* _Task directions_
Could you find every line in the records below that contains the word "atguigu" and copy it?

Excerpts from an interface dataset

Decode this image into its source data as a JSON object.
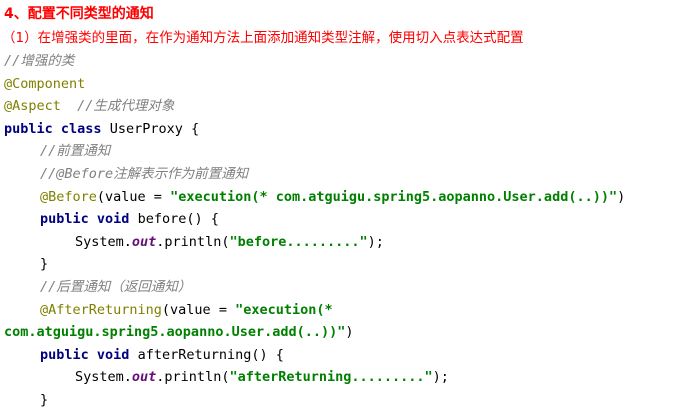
{
  "heading": "4、配置不同类型的通知",
  "subheading": "（1）在增强类的里面，在作为通知方法上面添加通知类型注解，使用切入点表达式配置",
  "code": {
    "comment_enhanced_class": "//增强的类",
    "ann_component": "@Component",
    "ann_aspect": "@Aspect",
    "comment_proxy": "//生成代理对象",
    "kw_public": "public",
    "kw_class": "class",
    "class_decl_rest": " UserProxy {",
    "comment_before": "//前置通知",
    "comment_before_ann": "//@Before注解表示作为前置通知",
    "ann_before": "@Before",
    "before_ann_args_open": "(value = ",
    "before_expression": "\"execution(* com.atguigu.spring5.aopanno.User.add(..))\"",
    "close_paren": ")",
    "kw_void": "void",
    "method_before_rest": " before() {",
    "system_prefix": "System.",
    "out_field": "out",
    "println_open": ".println(",
    "before_message": "\"before.........\"",
    "stmt_end": ");",
    "brace_close": "}",
    "comment_after_returning": "//后置通知（返回通知）",
    "ann_after_returning": "@AfterReturning",
    "after_ann_args_open": "(value = ",
    "after_expression_part1": "\"execution(*",
    "after_expression_part2": "com.atguigu.spring5.aopanno.User.add(..))\"",
    "method_after_rest": " afterReturning() {",
    "after_message": "\"afterReturning.........\""
  },
  "colors": {
    "heading": "#ff0000",
    "comment": "#808080",
    "annotation": "#808000",
    "keyword": "#000080",
    "string": "#008000",
    "static_field": "#660e7a"
  }
}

* _Output of the exercise_
    "before_expression": "\"execution(* com.atguigu.spring5.aopanno.User.add(..))\"",
    "after_expression_part2": "com.atguigu.spring5.aopanno.User.add(..))\"",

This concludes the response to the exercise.